Lillard has never run from the grind of trying to lift a small-market team to championship heights. He hasn’t demanded a trade out of Portland, as George did in Indiana, nor has he lobbied to get half his team traded elsewhere to bring in another star, as LeBron James did with the baby Lakers. He’s stayed on the long road. The hard road. And it’s cost him in the grander conversation of the greatest players in the world, of which Lillard is definitely one, even if his name is still rarely mentioned with the LeBrons and Kevin Durants and Steph Currys of the world.
When you really think about it, LeBron and Curry are the only active players who have single-handedly lifted a franchise higher than Lillard has lifted the Blazers. LeBron did it in his first stint with the Cavs, taking a rag-tag group to the Finals. But when he knew he needed better teammates to win, he left. Lillard has never done that. He’s trying the Curry route of winning a title for the organization that drafted you, without any outside superstar reinforcements joining the party.
Curry’s 2015 title with Golden State serves as Lillard’s benchmark. That was before Durant turned the Warriors into a super-team, back when Curry had a really good running mate in a young Klay Thompson, as Lillard has with C.J. McCollum, but no fellow All-Stars (at that time) to lean on.
Lillard has it even harder because he doesn’t have a Draymond Green. The Blazers have never been a championship-level defense during Lillard’s tenure, and not having a playmaking four-man of Green’s caliber, a guy who can punish teams for high blitzes and double teams as a release valve leading 4-on-3 half-court advantages, has forced Lillard to try to do more himself.

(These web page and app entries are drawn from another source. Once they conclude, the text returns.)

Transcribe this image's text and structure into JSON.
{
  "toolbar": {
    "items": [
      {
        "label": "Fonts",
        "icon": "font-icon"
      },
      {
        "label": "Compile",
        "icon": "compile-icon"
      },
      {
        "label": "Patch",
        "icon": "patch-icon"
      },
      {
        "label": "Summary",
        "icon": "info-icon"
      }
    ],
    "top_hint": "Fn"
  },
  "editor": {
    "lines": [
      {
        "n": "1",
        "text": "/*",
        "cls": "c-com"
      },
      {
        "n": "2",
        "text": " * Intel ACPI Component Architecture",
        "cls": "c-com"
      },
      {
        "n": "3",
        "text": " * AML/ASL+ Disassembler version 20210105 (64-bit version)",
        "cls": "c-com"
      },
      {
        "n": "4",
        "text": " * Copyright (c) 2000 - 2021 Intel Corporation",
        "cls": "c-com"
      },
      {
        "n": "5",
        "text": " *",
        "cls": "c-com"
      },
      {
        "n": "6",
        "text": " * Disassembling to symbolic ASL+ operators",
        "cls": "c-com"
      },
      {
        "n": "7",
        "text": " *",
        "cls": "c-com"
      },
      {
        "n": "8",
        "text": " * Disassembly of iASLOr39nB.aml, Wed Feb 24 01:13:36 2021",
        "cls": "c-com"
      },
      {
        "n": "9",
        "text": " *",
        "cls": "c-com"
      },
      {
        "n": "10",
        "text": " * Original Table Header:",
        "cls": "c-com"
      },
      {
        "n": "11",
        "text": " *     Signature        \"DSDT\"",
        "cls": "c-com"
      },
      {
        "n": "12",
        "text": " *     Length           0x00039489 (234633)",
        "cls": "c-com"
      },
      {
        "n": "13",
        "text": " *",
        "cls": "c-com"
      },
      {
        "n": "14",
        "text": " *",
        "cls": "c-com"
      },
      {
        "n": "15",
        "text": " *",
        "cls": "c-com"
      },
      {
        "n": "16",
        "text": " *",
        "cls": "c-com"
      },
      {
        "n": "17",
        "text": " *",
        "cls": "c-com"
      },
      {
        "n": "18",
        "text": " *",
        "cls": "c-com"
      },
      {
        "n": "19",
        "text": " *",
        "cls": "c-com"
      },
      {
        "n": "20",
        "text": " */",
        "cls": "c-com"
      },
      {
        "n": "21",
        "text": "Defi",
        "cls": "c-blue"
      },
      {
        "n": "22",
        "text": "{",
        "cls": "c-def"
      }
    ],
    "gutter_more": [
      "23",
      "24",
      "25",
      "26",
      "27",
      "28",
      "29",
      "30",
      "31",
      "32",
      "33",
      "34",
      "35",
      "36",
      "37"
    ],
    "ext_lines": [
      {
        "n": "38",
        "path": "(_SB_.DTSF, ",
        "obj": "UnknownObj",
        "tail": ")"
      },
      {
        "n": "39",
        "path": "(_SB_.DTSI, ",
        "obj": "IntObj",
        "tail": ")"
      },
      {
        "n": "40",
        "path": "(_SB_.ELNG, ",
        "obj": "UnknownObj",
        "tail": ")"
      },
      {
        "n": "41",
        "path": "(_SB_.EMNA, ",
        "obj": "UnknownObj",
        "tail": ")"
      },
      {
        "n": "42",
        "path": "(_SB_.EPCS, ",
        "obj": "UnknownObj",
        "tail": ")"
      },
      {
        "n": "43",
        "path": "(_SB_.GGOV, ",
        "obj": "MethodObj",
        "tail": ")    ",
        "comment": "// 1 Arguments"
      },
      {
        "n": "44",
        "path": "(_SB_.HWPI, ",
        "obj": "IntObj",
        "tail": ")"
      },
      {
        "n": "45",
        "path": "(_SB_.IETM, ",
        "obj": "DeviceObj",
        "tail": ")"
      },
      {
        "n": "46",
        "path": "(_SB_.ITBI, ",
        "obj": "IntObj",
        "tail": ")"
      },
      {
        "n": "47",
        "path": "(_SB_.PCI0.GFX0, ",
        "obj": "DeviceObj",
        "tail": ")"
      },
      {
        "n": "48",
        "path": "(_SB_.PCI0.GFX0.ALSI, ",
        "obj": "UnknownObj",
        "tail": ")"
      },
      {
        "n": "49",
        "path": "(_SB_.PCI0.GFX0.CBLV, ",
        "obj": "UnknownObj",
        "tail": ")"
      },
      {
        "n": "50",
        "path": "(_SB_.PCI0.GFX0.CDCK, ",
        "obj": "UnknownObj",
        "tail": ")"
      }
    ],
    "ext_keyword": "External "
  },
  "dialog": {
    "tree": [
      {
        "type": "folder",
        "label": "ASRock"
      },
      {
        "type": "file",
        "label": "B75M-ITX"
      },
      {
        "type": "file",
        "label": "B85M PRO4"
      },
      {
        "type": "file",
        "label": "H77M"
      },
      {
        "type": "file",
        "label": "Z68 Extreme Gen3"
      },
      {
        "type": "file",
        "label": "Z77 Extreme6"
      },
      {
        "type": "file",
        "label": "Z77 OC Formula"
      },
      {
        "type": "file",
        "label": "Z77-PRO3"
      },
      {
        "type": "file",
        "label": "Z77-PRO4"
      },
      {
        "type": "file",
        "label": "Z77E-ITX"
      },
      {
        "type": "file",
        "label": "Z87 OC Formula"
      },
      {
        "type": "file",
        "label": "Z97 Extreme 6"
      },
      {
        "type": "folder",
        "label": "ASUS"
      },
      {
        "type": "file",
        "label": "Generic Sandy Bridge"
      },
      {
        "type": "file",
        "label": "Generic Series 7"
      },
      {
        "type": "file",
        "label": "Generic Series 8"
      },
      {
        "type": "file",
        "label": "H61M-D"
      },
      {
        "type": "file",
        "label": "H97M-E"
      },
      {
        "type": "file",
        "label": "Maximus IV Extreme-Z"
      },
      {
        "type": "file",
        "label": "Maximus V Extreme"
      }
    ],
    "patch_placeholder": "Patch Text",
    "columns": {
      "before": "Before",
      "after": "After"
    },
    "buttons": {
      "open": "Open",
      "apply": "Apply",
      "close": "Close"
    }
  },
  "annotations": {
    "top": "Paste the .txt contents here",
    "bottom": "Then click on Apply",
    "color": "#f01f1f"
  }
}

He got a hard lesson against Jrue Holiday and the Pelicans a few years ago. One man can’t do it all. But Lillard can come pretty damn close.
This is a guy who can score 40 points and hit nine or 10 3-pointers in his sleep. He’s a guy who can turn a 2-for-8 first half into a second-half explosion with a simple flip of the proverbial switch, almost as if he picks a point every game where he just decides enough is enough. And then he turns into a blow torch. Just because he feels like it.
He makes it look so easy to run off a string of off-the-dribble 30-footers that we have come to expect it. We’re shocked, in fact, when he doesn’t do it. When Lillard shorted those two free throws on Saturday, with the Blazers trailing the Clippers by one and 18.6 seconds to play, it was one of those rub-your-eyes moments. Did I really just see that?
This is where Curry got in his back-to-back MVP seasons, where we were no longer surprised when he would make shots of such ridiculous difficulty that they would’ve seemed impossible before he normalized them. It’s like James harden putting up 50 or LeBron and his triple-doubles. We hardly bat an eye anymore. Luka Doncic is doing the same thing right now, lulling us into a belief that he will just continue to play at this level every single game for the next 20 years. And he probably will.
Only the greats make us expect greatness, and then deliver on those expectations game after game, season after season. Even for the best players on earth, it is not even close to normal the shots that Lillard can create and make with such consistency, but I’ll be damned if he doesn’t lull me into believing these stunts he pulls are routine. I can turn on a game late in the third quarter and see the Blazers down 20, and I have absolutely no doubt that Lillard — and to be fair, McCollum, too — will have them back in the lead at some point. Maybe in about five minutes.
So, yeah, Lillard missed a couple of free throws on Saturday. And the Blazers lost. And their postseason prospects became more perilous. And I was, and still am, utterly shocked. All of which only cemented the fact that the Sixers were going to get torched on Sunday. No way Lillard wasn’t backing up that minor blip with an avalanche — which only reinforced the absolute stone-cold fact that Lillard is in the highest echelon of superstars, where the margin for error is zero, where nothing other than greatness is an option, and where that greatness can be summoned time and again with seemingly remarkable ease.